BJK: That's true because I went to Sochi and represented the U.S. Basically Obama was giving Putin the finger by sending all gay people. It was hilarious. They had changed the laws six months before we went there. They got the Winter Olympics, then they waited and waited and waited. Six months before [the games], they changed the laws, and it was much more dangerous for us. That's why they had four guys around me the whole time; we had a van that was bulletproof and so solid that we could hardly get up the hill to watch some of the events up in the hills. I can't imagine [what it must have been like] for someone like you who had to perform. It must have been really tough, knowing they could do whatever they want to us in Russia.

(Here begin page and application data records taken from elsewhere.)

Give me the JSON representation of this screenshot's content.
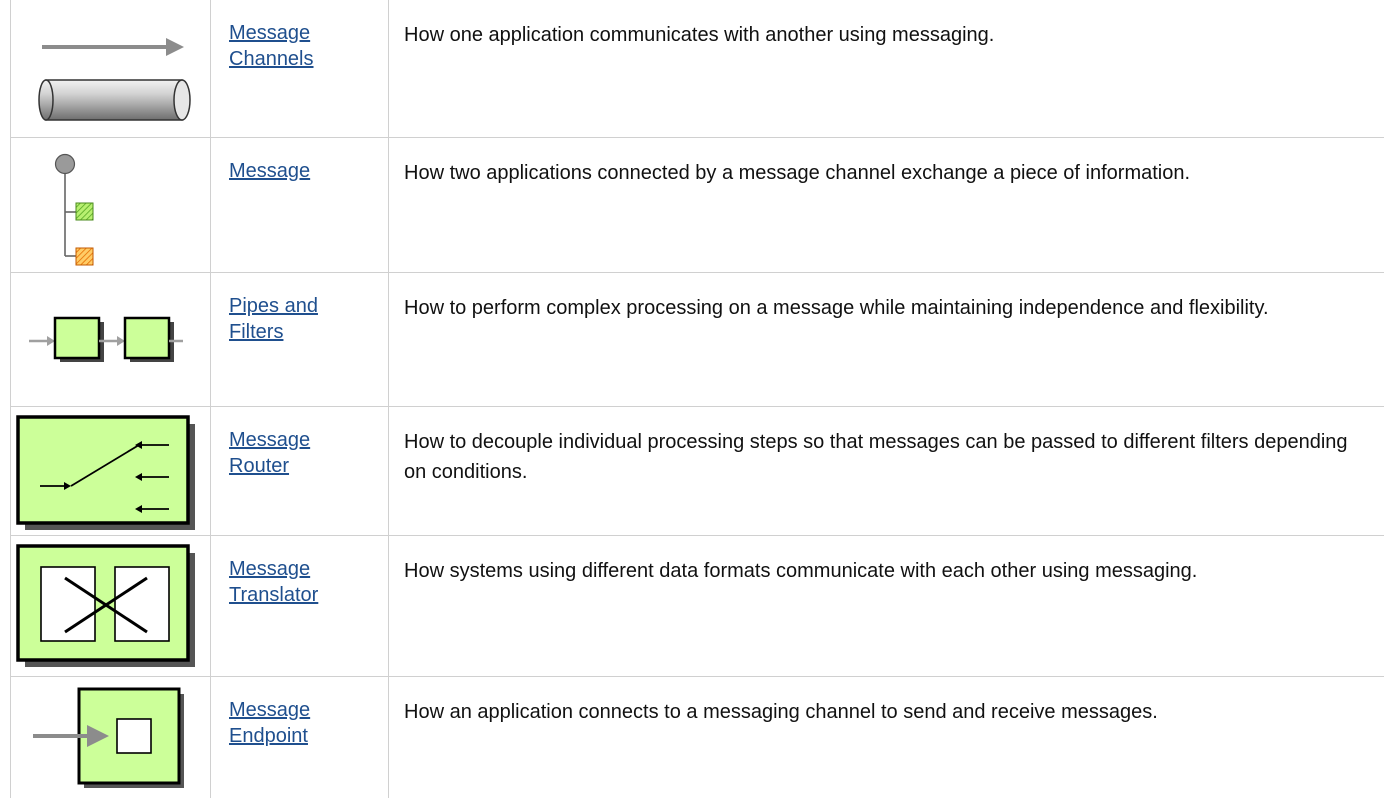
{
  "patterns": [
    {
      "name_lines": [
        "Message",
        "Channels"
      ],
      "description": "How one application communicates with another using messaging.",
      "icon": "message-channel-icon"
    },
    {
      "name_lines": [
        "Message"
      ],
      "description": "How two applications connected by a message channel exchange a piece of information.",
      "icon": "message-icon"
    },
    {
      "name_lines": [
        "Pipes and",
        "Filters"
      ],
      "description": "How to perform complex processing on a message while maintaining independence and flexibility.",
      "icon": "pipes-and-filters-icon"
    },
    {
      "name_lines": [
        "Message",
        "Router"
      ],
      "description": "How to decouple individual processing steps so that messages can be passed to different filters depending on conditions.",
      "icon": "message-router-icon"
    },
    {
      "name_lines": [
        "Message",
        "Translator"
      ],
      "description": "How systems using different data formats communicate with each other using messaging.",
      "icon": "message-translator-icon"
    },
    {
      "name_lines": [
        "Message",
        "Endpoint"
      ],
      "description": "How an application connects to a messaging channel to send and receive messages.",
      "icon": "message-endpoint-icon"
    }
  ],
  "colors": {
    "link": "#1f4f8e",
    "green_fill": "#ccff99",
    "border": "#d0d0d0",
    "orange": "#ff9933",
    "grey": "#999999"
  }
}
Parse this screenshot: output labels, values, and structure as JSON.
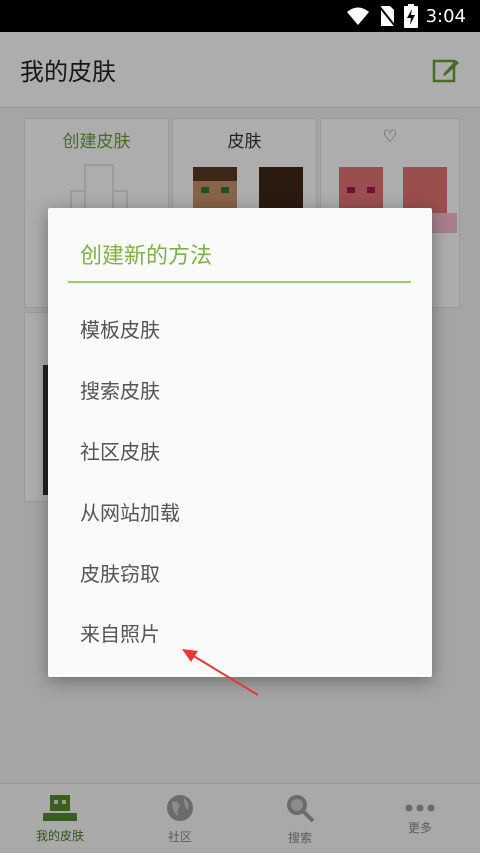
{
  "status_bar": {
    "time": "3:04"
  },
  "app_bar": {
    "title": "我的皮肤"
  },
  "grid": {
    "cards": [
      {
        "label": "创建皮肤"
      },
      {
        "label": "皮肤"
      },
      {
        "label": "♡"
      }
    ]
  },
  "dialog": {
    "title": "创建新的方法",
    "options": [
      {
        "label": "模板皮肤"
      },
      {
        "label": "搜索皮肤"
      },
      {
        "label": "社区皮肤"
      },
      {
        "label": "从网站加载"
      },
      {
        "label": "皮肤窃取"
      },
      {
        "label": "来自照片"
      }
    ]
  },
  "bottom_nav": {
    "items": [
      {
        "label": "我的皮肤",
        "icon": "skin-icon",
        "active": true
      },
      {
        "label": "社区",
        "icon": "globe-icon",
        "active": false
      },
      {
        "label": "搜索",
        "icon": "search-icon",
        "active": false
      },
      {
        "label": "更多",
        "icon": "more-icon",
        "active": false
      }
    ]
  },
  "colors": {
    "accent": "#7cb342",
    "annotation_arrow": "#e53935"
  }
}
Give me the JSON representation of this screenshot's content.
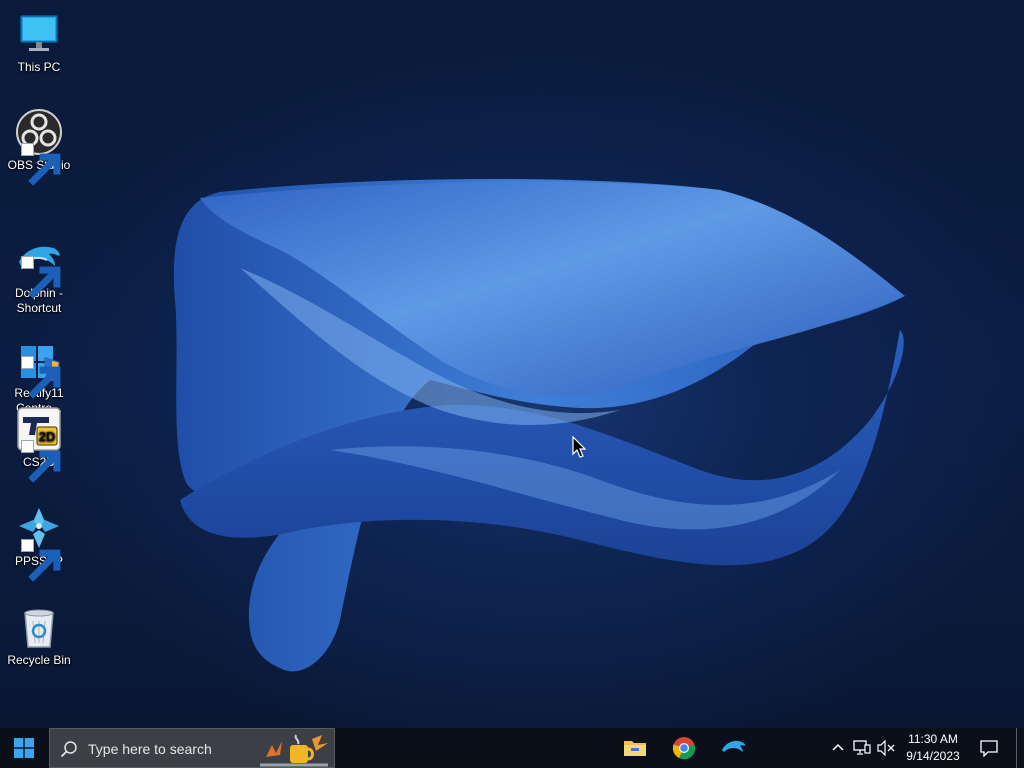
{
  "desktop": {
    "icons": [
      {
        "label": "This PC",
        "icon": "monitor-icon",
        "shortcut": false
      },
      {
        "label": "OBS Studio",
        "icon": "obs-icon",
        "shortcut": true
      },
      {
        "label": "Dolphin -\nShortcut",
        "icon": "dolphin-icon",
        "shortcut": true
      },
      {
        "label": "Rectify11\nContro...",
        "icon": "rectify11-icon",
        "shortcut": true
      },
      {
        "label": "CS2D",
        "icon": "cs2d-icon",
        "shortcut": true,
        "badge_text": "2D"
      },
      {
        "label": "PPSSPP",
        "icon": "ppsspp-icon",
        "shortcut": true
      },
      {
        "label": "Recycle Bin",
        "icon": "recycle-bin-icon",
        "shortcut": false
      }
    ]
  },
  "taskbar": {
    "start_icon": "windows-logo-icon",
    "search": {
      "placeholder": "Type here to search",
      "icon": "search-icon"
    },
    "pinned": [
      {
        "name": "File Explorer",
        "icon": "folder-icon"
      },
      {
        "name": "Google Chrome",
        "icon": "chrome-icon"
      },
      {
        "name": "Dolphin",
        "icon": "dolphin-icon"
      }
    ],
    "tray": {
      "icons": [
        "chevron-up-icon",
        "network-icon",
        "volume-muted-icon"
      ],
      "time": "11:30 AM",
      "date": "9/14/2023",
      "notification_icon": "notification-icon"
    }
  },
  "colors": {
    "desktop_background": "#0b1d42",
    "wallpaper_ribbon": "#3b7ad8",
    "taskbar": "#0b0f1a",
    "search_box": "#3c3f44"
  }
}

Adam Rippon

Billie Jean King

AR: They can do whatever they want, basically. From my experience of going through that, I think that was the first time I realized people are so truly affected by this on a much grander scale. Their lives are put in danger, and I'm really lucky to be from a country where I can speak my mind, and I can live as an out gay man. I'm very lucky I come from a family that didn't give a shit about me being gay.

BJK: Family is the most important. My parents were homophobic, so I was homophobic. They were scared, and then when we finally worked through it, when I finally felt comfortable in my own skin, I was 51. So I'm so happy you're not in that same situation and have to wait a good 30 more years to get there. That's what gets me crazy is when people can't be themselves from the time they're born. It's a waste of energy.

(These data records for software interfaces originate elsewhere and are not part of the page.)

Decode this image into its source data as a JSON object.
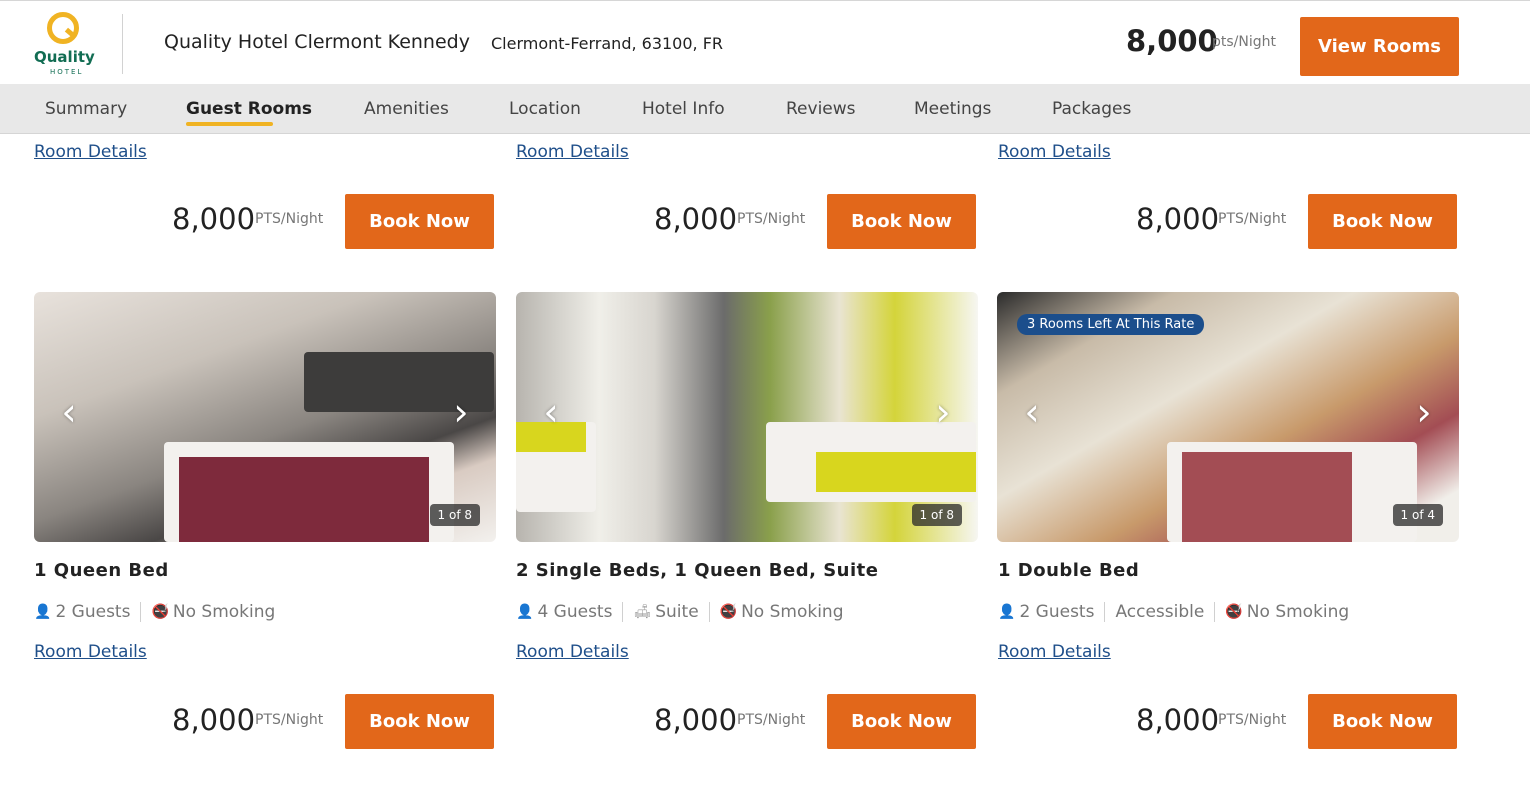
{
  "header": {
    "logo_word": "Quality",
    "logo_sub": "HOTEL",
    "hotel_name": "Quality Hotel Clermont Kennedy",
    "location": "Clermont-Ferrand, 63100, FR",
    "price": "8,000",
    "price_unit": "pts/Night",
    "view_rooms_label": "View Rooms"
  },
  "tabs": [
    {
      "label": "Summary"
    },
    {
      "label": "Guest Rooms",
      "active": true
    },
    {
      "label": "Amenities"
    },
    {
      "label": "Location"
    },
    {
      "label": "Hotel Info"
    },
    {
      "label": "Reviews"
    },
    {
      "label": "Meetings"
    },
    {
      "label": "Packages"
    }
  ],
  "top_row": [
    {
      "details_label": "Room Details",
      "price": "8,000",
      "unit": "PTS/Night",
      "book_label": "Book Now"
    },
    {
      "details_label": "Room Details",
      "price": "8,000",
      "unit": "PTS/Night",
      "book_label": "Book Now"
    },
    {
      "details_label": "Room Details",
      "price": "8,000",
      "unit": "PTS/Night",
      "book_label": "Book Now"
    }
  ],
  "rooms": [
    {
      "title": "1 Queen Bed",
      "counter": "1 of 8",
      "amenities": [
        "2 Guests",
        "No Smoking"
      ],
      "details_label": "Room Details",
      "price": "8,000",
      "unit": "PTS/Night",
      "book_label": "Book Now"
    },
    {
      "title": "2 Single Beds, 1 Queen Bed, Suite",
      "counter": "1 of 8",
      "amenities": [
        "4 Guests",
        "Suite",
        "No Smoking"
      ],
      "details_label": "Room Details",
      "price": "8,000",
      "unit": "PTS/Night",
      "book_label": "Book Now"
    },
    {
      "title": "1 Double Bed",
      "counter": "1 of 4",
      "badge": "3 Rooms Left At This Rate",
      "amenities": [
        "2 Guests",
        "Accessible",
        "No Smoking"
      ],
      "details_label": "Room Details",
      "price": "8,000",
      "unit": "PTS/Night",
      "book_label": "Book Now"
    }
  ],
  "colors": {
    "accent_orange": "#e2671a",
    "tab_underline": "#f0b323",
    "link_blue": "#1f4f8a",
    "badge_blue": "#1b4e8c",
    "brand_green": "#126d53"
  }
}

AR: You know what I think is so cool about being a part of the LGBTQ community is the coming out experience. Because it's a time when you need to fully embrace who you are, and you're putting a very vulnerable side of who you are in front of someone. It's like an act of bravery. I think back to that moment, and it's one of the most liberating moments of my life. It's one of the moments where I've never felt more myself or more in control of who I was, even though I was terrified and wanted to throw up.

"One thing I've learned is that people are easily influenced... If you tell them right away, I am cool and this is who I am, they believe it." — Adam Rippon

BJK: Well, you're going to keep shaping the future, and we'll be there behind you to help — my generation, and the ones who are older — because we want to make the world a better place. How can we, the older generation, help?

AR: Just getting to talk to you. The experience you went through is a completely different experience from mine, but I feel like you are trying to raise me up, which is so incredible. When we're able to come together and highlight each other in very positive ways, that's when we really push the LGBTQ community into the future. That's the whole point of the human experience, to be able to be there for each other and raise each other up. Sometimes we get so into ourselves that we don't look out. Being from two different generations, I see you and hear everything you're saying. As a young person, is there something we can do to help the people that come before us feel more visible?

BJK: Here's what I've always preached: The more you know about history, the more you know about yourself. We don't want to go backwards, because you can go backwards just as easily as going forward. It's like tennis. On the lob, I have to go back, but I like to play forward at the net, too. Freedom is never really won, you have to earn it every generation.

Photography: Ryan Duffin
Styling (Adam Rippon): Kevin Breen
Grooming (Adam Rippon): Elayna Bachman
Makeup (Billie Jean King): Sheri Kornhaber
Photographer Assistant: Hallie Fu
Stylist Assistant: Guvanch Agajumayev
Location (Adam Rippon): Dune Studios
Location (Billie Jean King): The Milling Room